Ph.D. University of Kansas, 1996
Communication and Aging
Jaye L. Atkinson’s research focuses on the intersection of communication and stereotypes of older adults. Some of her research analyzes how communication perpetuates/negates stereotypes (e.g., the phrase “senior moment”), and in other research, she examines how stereotypes influence how people speak to older adults.

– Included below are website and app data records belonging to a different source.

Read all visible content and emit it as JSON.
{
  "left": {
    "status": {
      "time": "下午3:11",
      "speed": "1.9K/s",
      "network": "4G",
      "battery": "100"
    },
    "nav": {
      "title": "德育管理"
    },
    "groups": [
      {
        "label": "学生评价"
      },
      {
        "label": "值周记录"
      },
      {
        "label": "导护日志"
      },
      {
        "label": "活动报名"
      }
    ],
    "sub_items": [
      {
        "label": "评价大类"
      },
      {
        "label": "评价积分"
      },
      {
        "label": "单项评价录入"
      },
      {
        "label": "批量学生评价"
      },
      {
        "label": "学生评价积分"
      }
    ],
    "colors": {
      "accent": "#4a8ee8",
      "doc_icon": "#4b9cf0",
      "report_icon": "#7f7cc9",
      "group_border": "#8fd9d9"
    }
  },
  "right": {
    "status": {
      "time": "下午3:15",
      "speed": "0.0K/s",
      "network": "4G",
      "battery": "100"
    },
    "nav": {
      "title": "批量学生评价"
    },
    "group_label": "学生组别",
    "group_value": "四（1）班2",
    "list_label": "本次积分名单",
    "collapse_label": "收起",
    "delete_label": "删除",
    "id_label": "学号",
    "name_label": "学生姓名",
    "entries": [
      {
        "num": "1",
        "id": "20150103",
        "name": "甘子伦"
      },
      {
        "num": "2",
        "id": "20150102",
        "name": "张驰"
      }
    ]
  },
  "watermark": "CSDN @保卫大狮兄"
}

Dr. Atkinson’s most recent publications seek to understand the intersection of communication and age stereotypes in the field of sport communication. One article reveals how Andre Agassi’s age (and associated stereotype) is reported in the New York Times across 15 years of athletic competition. In another article, she argues for the importance of including age in the analyses of other sport communication studies. Dr. Atkinson is currently working on a project exploring beliefs about aging, beliefs about diabetes, diabetes management, and spousal support. These projects build on past research she has conducted identifying stereotypes of older adults, examining patronizing speech toward older adults, understanding the impact of self-disclosure by older adults, and revealing how older adults are portrayed in the media (in blockbuster hit movies and in Disney animated films).
Her research appears in the Journal of Sport and Social Issues, Journal of Aging Studies, Journal of Language and Social Psychology, Discourse Processes, Human Communication Research, Psychology and Aging, Research on Aging, Gerontology: Psychological Sciences, and Communication Studies. Dr. Atkinson has also served as chair of the NCA Communication and Aging Division. She has received two internal grants from GSU (2006-2007 GSU Research Equipment Grant and 2005-2006 Research Initiation Grant). Dr. Atkinson was the 2006 recipient of the Gerontology Institute’s Distinguished Faculty Award, given in part for her leadership in developing its new M.A. graduate program.
Atkinson, J.L., & Sloan, R.G., Exploring the Impact of Age, Race, and Stereotypes on Perceptions of Language Performance and Patronizing Speech, Journal of Language and Social Psychology 0261927X16662967, first published on August 16, 2016 as doi:10.1177/0261927X16662967.
Atkinson, J.L., & Herro, S.K. (2010). “From the chartreuse kid to the wise old gnome of tennis: Age stereotypes as frames to describe Andre Agassi at the U.S. Open.” Journal of Sport and Social Issues, 34, 86-104.
Atkinson, J.L. (2009). “Age Matters in Sport Communication”. Electronic Journal of Communication, 19 (3&4).
Hummert, M.L., Garstka, T.A., Ryan, E.B., & Bonnesen, J.L. (2004). “The role of age stereotypes in interpersonal communication.” In J.F. Nussbaum, & J. Coupland (Eds.) Handbook of communication and aging research (2nd Ed.). Mahwah, NJ: Lawrence Erlbaum.
Bonnesen, J.L., & Burgess, E.O. (2004). “Senior moments”: An analysis of an ageist attribution. The Journal of Aging Studies, 18, 123-142.
Bonnesen, J.L. & Hummert, M.L. (2002). “Painful self-disclosures of older adults in relation to aging stereotypes and perceived motivation.” Journal of Language and Social Psychology, 21, 275-301.
Lin, M.C., Harwood, J., & Bonnesen, J.L. (2002). “Conversation topics and communication satisfaction in grandparent-grandchild relationships.” Journal of Language and Social Psychology, 21, 302-323.